Exactly as written, reproduce all of the entries.

○ ○ ○ ○ ○ ○ ○

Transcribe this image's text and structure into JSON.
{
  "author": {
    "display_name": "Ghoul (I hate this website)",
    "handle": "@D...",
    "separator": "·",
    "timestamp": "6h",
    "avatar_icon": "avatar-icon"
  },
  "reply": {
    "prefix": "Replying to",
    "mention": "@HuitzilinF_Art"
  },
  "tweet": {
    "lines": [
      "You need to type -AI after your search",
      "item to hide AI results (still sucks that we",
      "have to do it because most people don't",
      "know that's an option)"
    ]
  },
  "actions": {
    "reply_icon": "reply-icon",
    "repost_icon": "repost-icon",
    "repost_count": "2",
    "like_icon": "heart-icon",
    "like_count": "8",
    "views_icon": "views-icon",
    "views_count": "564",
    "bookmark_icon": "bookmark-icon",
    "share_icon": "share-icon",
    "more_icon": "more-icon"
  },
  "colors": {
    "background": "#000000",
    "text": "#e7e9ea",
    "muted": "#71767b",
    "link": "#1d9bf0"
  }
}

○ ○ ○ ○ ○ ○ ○

Your solution »
Transcribe this image's text and structure into JSON.
{
  "author": {
    "display_name": "Ghoul (I hate this website)",
    "handle": "@D...",
    "separator": "·",
    "timestamp": "6h",
    "avatar_icon": "avatar-icon"
  },
  "reply": {
    "prefix": "Replying to",
    "mention": "@HuitzilinF_Art"
  },
  "tweet": {
    "lines": [
      "You need to type -AI after your search",
      "item to hide AI results (still sucks that we",
      "have to do it because most people don't",
      "know that's an option)"
    ]
  },
  "actions": {
    "reply_icon": "reply-icon",
    "repost_icon": "repost-icon",
    "repost_count": "2",
    "like_icon": "heart-icon",
    "like_count": "8",
    "views_icon": "views-icon",
    "views_count": "564",
    "bookmark_icon": "bookmark-icon",
    "share_icon": "share-icon",
    "more_icon": "more-icon"
  },
  "colors": {
    "background": "#000000",
    "text": "#e7e9ea",
    "muted": "#71767b",
    "link": "#1d9bf0"
  }
}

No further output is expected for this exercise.